If the physical condition of school children is our best index to community health, who is to read the index? Unless the story is told in a language that does not require a secret code or cipher, unless some one besides the physician can read it, we shall be a very long time learning the health needs of even our largest cities, and until doomsday learning the health needs of small towns and rural districts. Fortunately the more important signs can be easily read by the average parent or teacher. Fortunately, too, it is easy to persuade mothers and teachers that they can lighten their own labors, add to their efficiency, and help their children by being on the watch for mouth breathing, for strained, crossed, or inflamed eyes, for decaying teeth, for nervousness and sluggishness. Years ago, when I taught school in a Minnesota village, I had never heard of adenoids, hypertrophied tonsils, myopia, hypermetropia, or the relation of these defects and of neglected teeth to malnutrition, truancy, sickness, and dullness. I now see how I could have saved myself several failures, the taxpayers a great deal of money, the parents a great deal of disappointment, and many children a life of inefficiency, had I known what it is easy for all teachers and parents to learn to-day.

Mouth Breathers Before "Adenoid Party"

The features in the following cut are familiar to teachers the world over. Parents may reconcile themselves to such lips, eyes, and mouths, but seldom do even neglectful parents fail to notice "mouth breathing." Children afflicted by such features suffer torment from playfellows whose scornful epithets are echoed by the looking-glass. No fashion plate ever portrays such faces. No athlete, thinker, or hero looks out from printed page with such clouded, listless eyes. The more wonder, therefore, that the meaning of these outward signs has not been appreciated and their causes removed; conclusive reason, also, for not being misled by recent talk of mouth breathing, adenoids, and enlarged tonsils, into the belief that the race is physically deteriorating. Three generations ago Charles Dickens in his Uncommercial Traveller pointed out a relation between open mouths and backwardness and delinquency that would have saved millions of dollars and millions of life failures had the civilized world listened. He was speaking of delinquent girls from seventeen to twenty years old in Wapping Workhouse: "I have never yet ascertained why a refractory habit should affect the tonsils and the uvula; but I have always observed that refractories of both sexes and every grade, between a Ragged School and the Old Bailey, have one voice, in which the tonsils and uvula gain a diseased ascendency."

To-day we are just beginning to see over again the connection between inability to breathe through the nose and inability to see clearly right from wrong and inability to want to do what teachers and parents wish.

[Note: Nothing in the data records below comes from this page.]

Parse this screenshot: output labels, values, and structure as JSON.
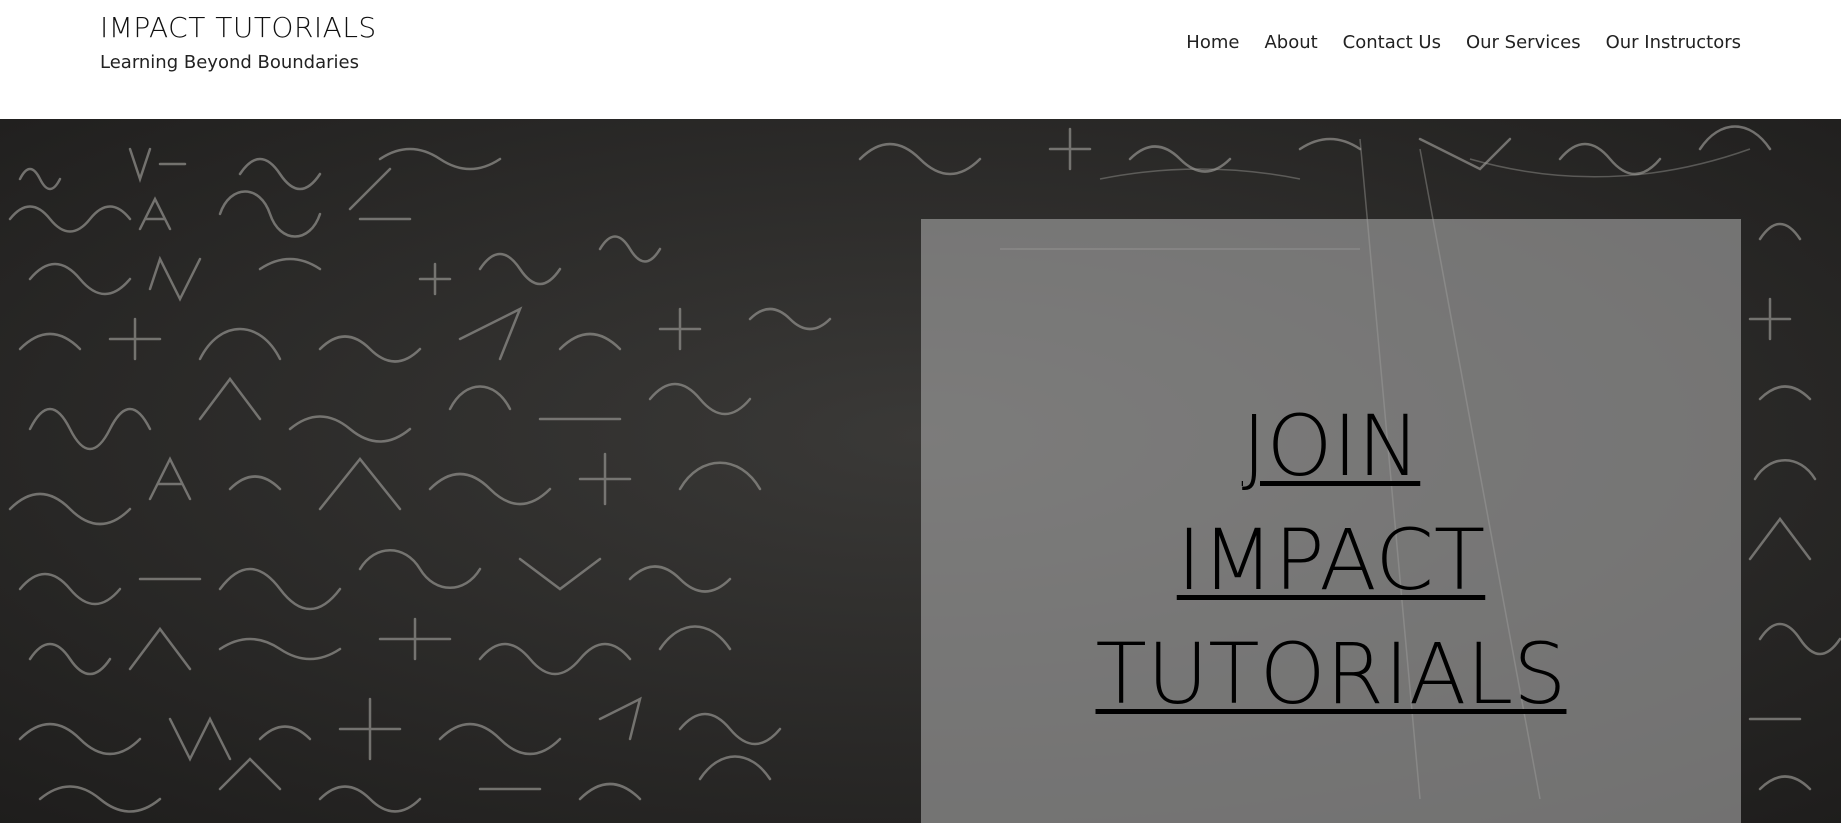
{
  "header": {
    "brand_title": "IMPACT TUTORIALS",
    "brand_tagline": "Learning Beyond Boundaries"
  },
  "nav": {
    "items": [
      {
        "label": "Home"
      },
      {
        "label": "About"
      },
      {
        "label": "Contact Us"
      },
      {
        "label": "Our Services"
      },
      {
        "label": "Our Instructors"
      }
    ]
  },
  "hero": {
    "heading_lines": [
      "JOIN",
      "IMPACT",
      "TUTORIALS"
    ],
    "background_description": "chalkboard with handwritten math equations",
    "panel_color": "#a5a5a5"
  }
}
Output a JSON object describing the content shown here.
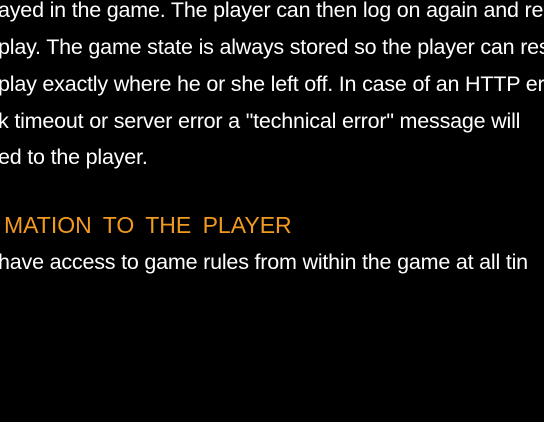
{
  "paragraph": {
    "lines": [
      "ayed in the game. The player can then log on again and re",
      "play. The game state is always stored so the player can resu",
      "play exactly where he or she left off. In case of an HTTP err",
      "k timeout or server error a \"technical error\" message will",
      "ed to the player."
    ]
  },
  "section": {
    "heading": "MATION TO THE PLAYER",
    "body": " have access to game rules from within the game at all tin"
  },
  "colors": {
    "background": "#000000",
    "text": "#ffffff",
    "heading": "#f29a1f"
  }
}
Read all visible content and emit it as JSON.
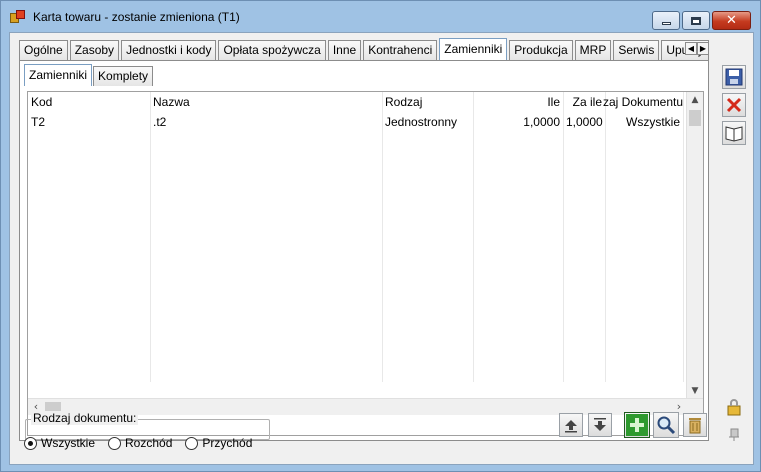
{
  "window": {
    "title": "Karta towaru - zostanie zmieniona (T1)"
  },
  "tabs": [
    "Ogólne",
    "Zasoby",
    "Jednostki i kody",
    "Opłata spożywcza",
    "Inne",
    "Kontrahenci",
    "Zamienniki",
    "Produkcja",
    "MRP",
    "Serwis",
    "Upusty"
  ],
  "active_tab": "Zamienniki",
  "subtabs": [
    "Zamienniki",
    "Komplety"
  ],
  "active_subtab": "Zamienniki",
  "grid": {
    "columns": [
      "Kod",
      "Nazwa",
      "Rodzaj",
      "Ile",
      "Za ile",
      "zaj Dokumentu"
    ],
    "rows": [
      [
        "T2",
        ".t2",
        "Jednostronny",
        "1,0000",
        "1,0000",
        "Wszystkie"
      ]
    ]
  },
  "document_type": {
    "label": "Rodzaj dokumentu:",
    "options": [
      "Wszystkie",
      "Rozchód",
      "Przychód"
    ],
    "selected": "Wszystkie"
  },
  "colors": {
    "frame": "#9fc2e4",
    "close_red": "#c53b20",
    "add_green": "#2e9a2e"
  },
  "icons": {
    "side": [
      "save-icon",
      "delete-icon",
      "book-icon"
    ],
    "bottom": [
      "move-up-icon",
      "move-down-icon",
      "add-icon",
      "search-icon",
      "trash-icon"
    ]
  }
}
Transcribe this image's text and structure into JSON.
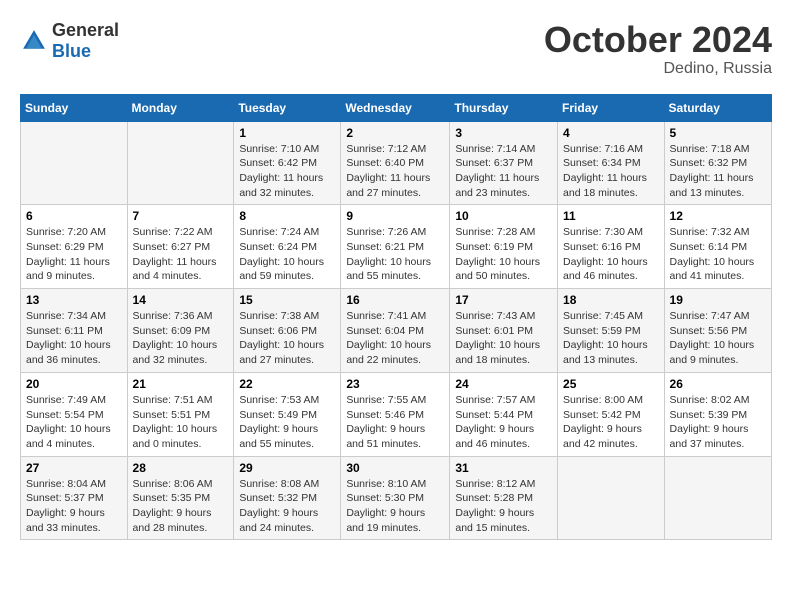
{
  "logo": {
    "general": "General",
    "blue": "Blue"
  },
  "header": {
    "month": "October 2024",
    "location": "Dedino, Russia"
  },
  "weekdays": [
    "Sunday",
    "Monday",
    "Tuesday",
    "Wednesday",
    "Thursday",
    "Friday",
    "Saturday"
  ],
  "weeks": [
    [
      {
        "day": "",
        "sunrise": "",
        "sunset": "",
        "daylight": ""
      },
      {
        "day": "",
        "sunrise": "",
        "sunset": "",
        "daylight": ""
      },
      {
        "day": "1",
        "sunrise": "Sunrise: 7:10 AM",
        "sunset": "Sunset: 6:42 PM",
        "daylight": "Daylight: 11 hours and 32 minutes."
      },
      {
        "day": "2",
        "sunrise": "Sunrise: 7:12 AM",
        "sunset": "Sunset: 6:40 PM",
        "daylight": "Daylight: 11 hours and 27 minutes."
      },
      {
        "day": "3",
        "sunrise": "Sunrise: 7:14 AM",
        "sunset": "Sunset: 6:37 PM",
        "daylight": "Daylight: 11 hours and 23 minutes."
      },
      {
        "day": "4",
        "sunrise": "Sunrise: 7:16 AM",
        "sunset": "Sunset: 6:34 PM",
        "daylight": "Daylight: 11 hours and 18 minutes."
      },
      {
        "day": "5",
        "sunrise": "Sunrise: 7:18 AM",
        "sunset": "Sunset: 6:32 PM",
        "daylight": "Daylight: 11 hours and 13 minutes."
      }
    ],
    [
      {
        "day": "6",
        "sunrise": "Sunrise: 7:20 AM",
        "sunset": "Sunset: 6:29 PM",
        "daylight": "Daylight: 11 hours and 9 minutes."
      },
      {
        "day": "7",
        "sunrise": "Sunrise: 7:22 AM",
        "sunset": "Sunset: 6:27 PM",
        "daylight": "Daylight: 11 hours and 4 minutes."
      },
      {
        "day": "8",
        "sunrise": "Sunrise: 7:24 AM",
        "sunset": "Sunset: 6:24 PM",
        "daylight": "Daylight: 10 hours and 59 minutes."
      },
      {
        "day": "9",
        "sunrise": "Sunrise: 7:26 AM",
        "sunset": "Sunset: 6:21 PM",
        "daylight": "Daylight: 10 hours and 55 minutes."
      },
      {
        "day": "10",
        "sunrise": "Sunrise: 7:28 AM",
        "sunset": "Sunset: 6:19 PM",
        "daylight": "Daylight: 10 hours and 50 minutes."
      },
      {
        "day": "11",
        "sunrise": "Sunrise: 7:30 AM",
        "sunset": "Sunset: 6:16 PM",
        "daylight": "Daylight: 10 hours and 46 minutes."
      },
      {
        "day": "12",
        "sunrise": "Sunrise: 7:32 AM",
        "sunset": "Sunset: 6:14 PM",
        "daylight": "Daylight: 10 hours and 41 minutes."
      }
    ],
    [
      {
        "day": "13",
        "sunrise": "Sunrise: 7:34 AM",
        "sunset": "Sunset: 6:11 PM",
        "daylight": "Daylight: 10 hours and 36 minutes."
      },
      {
        "day": "14",
        "sunrise": "Sunrise: 7:36 AM",
        "sunset": "Sunset: 6:09 PM",
        "daylight": "Daylight: 10 hours and 32 minutes."
      },
      {
        "day": "15",
        "sunrise": "Sunrise: 7:38 AM",
        "sunset": "Sunset: 6:06 PM",
        "daylight": "Daylight: 10 hours and 27 minutes."
      },
      {
        "day": "16",
        "sunrise": "Sunrise: 7:41 AM",
        "sunset": "Sunset: 6:04 PM",
        "daylight": "Daylight: 10 hours and 22 minutes."
      },
      {
        "day": "17",
        "sunrise": "Sunrise: 7:43 AM",
        "sunset": "Sunset: 6:01 PM",
        "daylight": "Daylight: 10 hours and 18 minutes."
      },
      {
        "day": "18",
        "sunrise": "Sunrise: 7:45 AM",
        "sunset": "Sunset: 5:59 PM",
        "daylight": "Daylight: 10 hours and 13 minutes."
      },
      {
        "day": "19",
        "sunrise": "Sunrise: 7:47 AM",
        "sunset": "Sunset: 5:56 PM",
        "daylight": "Daylight: 10 hours and 9 minutes."
      }
    ],
    [
      {
        "day": "20",
        "sunrise": "Sunrise: 7:49 AM",
        "sunset": "Sunset: 5:54 PM",
        "daylight": "Daylight: 10 hours and 4 minutes."
      },
      {
        "day": "21",
        "sunrise": "Sunrise: 7:51 AM",
        "sunset": "Sunset: 5:51 PM",
        "daylight": "Daylight: 10 hours and 0 minutes."
      },
      {
        "day": "22",
        "sunrise": "Sunrise: 7:53 AM",
        "sunset": "Sunset: 5:49 PM",
        "daylight": "Daylight: 9 hours and 55 minutes."
      },
      {
        "day": "23",
        "sunrise": "Sunrise: 7:55 AM",
        "sunset": "Sunset: 5:46 PM",
        "daylight": "Daylight: 9 hours and 51 minutes."
      },
      {
        "day": "24",
        "sunrise": "Sunrise: 7:57 AM",
        "sunset": "Sunset: 5:44 PM",
        "daylight": "Daylight: 9 hours and 46 minutes."
      },
      {
        "day": "25",
        "sunrise": "Sunrise: 8:00 AM",
        "sunset": "Sunset: 5:42 PM",
        "daylight": "Daylight: 9 hours and 42 minutes."
      },
      {
        "day": "26",
        "sunrise": "Sunrise: 8:02 AM",
        "sunset": "Sunset: 5:39 PM",
        "daylight": "Daylight: 9 hours and 37 minutes."
      }
    ],
    [
      {
        "day": "27",
        "sunrise": "Sunrise: 8:04 AM",
        "sunset": "Sunset: 5:37 PM",
        "daylight": "Daylight: 9 hours and 33 minutes."
      },
      {
        "day": "28",
        "sunrise": "Sunrise: 8:06 AM",
        "sunset": "Sunset: 5:35 PM",
        "daylight": "Daylight: 9 hours and 28 minutes."
      },
      {
        "day": "29",
        "sunrise": "Sunrise: 8:08 AM",
        "sunset": "Sunset: 5:32 PM",
        "daylight": "Daylight: 9 hours and 24 minutes."
      },
      {
        "day": "30",
        "sunrise": "Sunrise: 8:10 AM",
        "sunset": "Sunset: 5:30 PM",
        "daylight": "Daylight: 9 hours and 19 minutes."
      },
      {
        "day": "31",
        "sunrise": "Sunrise: 8:12 AM",
        "sunset": "Sunset: 5:28 PM",
        "daylight": "Daylight: 9 hours and 15 minutes."
      },
      {
        "day": "",
        "sunrise": "",
        "sunset": "",
        "daylight": ""
      },
      {
        "day": "",
        "sunrise": "",
        "sunset": "",
        "daylight": ""
      }
    ]
  ]
}
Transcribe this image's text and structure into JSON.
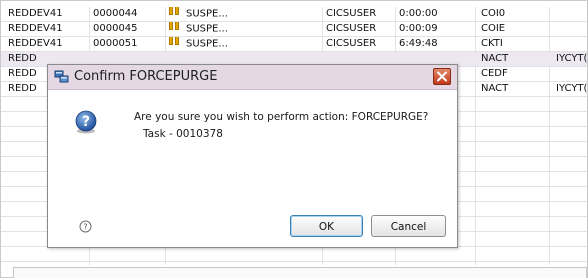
{
  "table": {
    "rows": [
      {
        "region": "REDDEV41",
        "task": "0000044",
        "status": "SUSPE...",
        "user": "CICSUSER",
        "time": "0:00:00",
        "tran": "COI0",
        "extra": ""
      },
      {
        "region": "REDDEV41",
        "task": "0000045",
        "status": "SUSPE...",
        "user": "CICSUSER",
        "time": "0:00:09",
        "tran": "COIE",
        "extra": ""
      },
      {
        "region": "REDDEV41",
        "task": "0000051",
        "status": "SUSPE...",
        "user": "CICSUSER",
        "time": "6:49:48",
        "tran": "CKTI",
        "extra": ""
      },
      {
        "region": "REDD",
        "task": "",
        "status": "",
        "user": "",
        "time": "",
        "tran": "NACT",
        "extra": "IYCYT("
      },
      {
        "region": "REDD",
        "task": "",
        "status": "",
        "user": "",
        "time": "",
        "tran": "CEDF",
        "extra": ""
      },
      {
        "region": "REDD",
        "task": "",
        "status": "",
        "user": "",
        "time": "",
        "tran": "NACT",
        "extra": "IYCYT("
      }
    ]
  },
  "dialog": {
    "title": "Confirm FORCEPURGE",
    "message": "Are you sure you wish to perform action: FORCEPURGE?",
    "detail": "Task - 0010378",
    "ok_label": "OK",
    "cancel_label": "Cancel",
    "icon": "question-icon",
    "help_icon": "help-icon"
  }
}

Physical examinations show now, and might just as well have shown fifty years ago, that the great majority of truants and juvenile offenders have adenoids and enlarged tonsils. A recent examination made by the New York board of health on 150 children in one school made up from the truant school, the juvenile court, and Randall's Island, showed that only three were without some physical defect and that 137 had adenoids and large tonsils. Dickens wrote his observations in 1860; in 1854 the New York Juvenile Asylum was started, and up to 1908 cared for 40,000 children; in 1860 William Meyer pointed out, so that no one need misunderstand, the harmful effects of adenoids. What would have been the story of juvenile waywardness, of sickness, of educational advancement, had examinations for defective breathing been started in 1853 or 1860 instead of 1905; if one per cent of the attention that has been given to teaching mouth breathers the ten commandments had been spent on removing the nasal obstructions to intelligence?

A "Degenerate" Made Normal By Removal Of Adenoids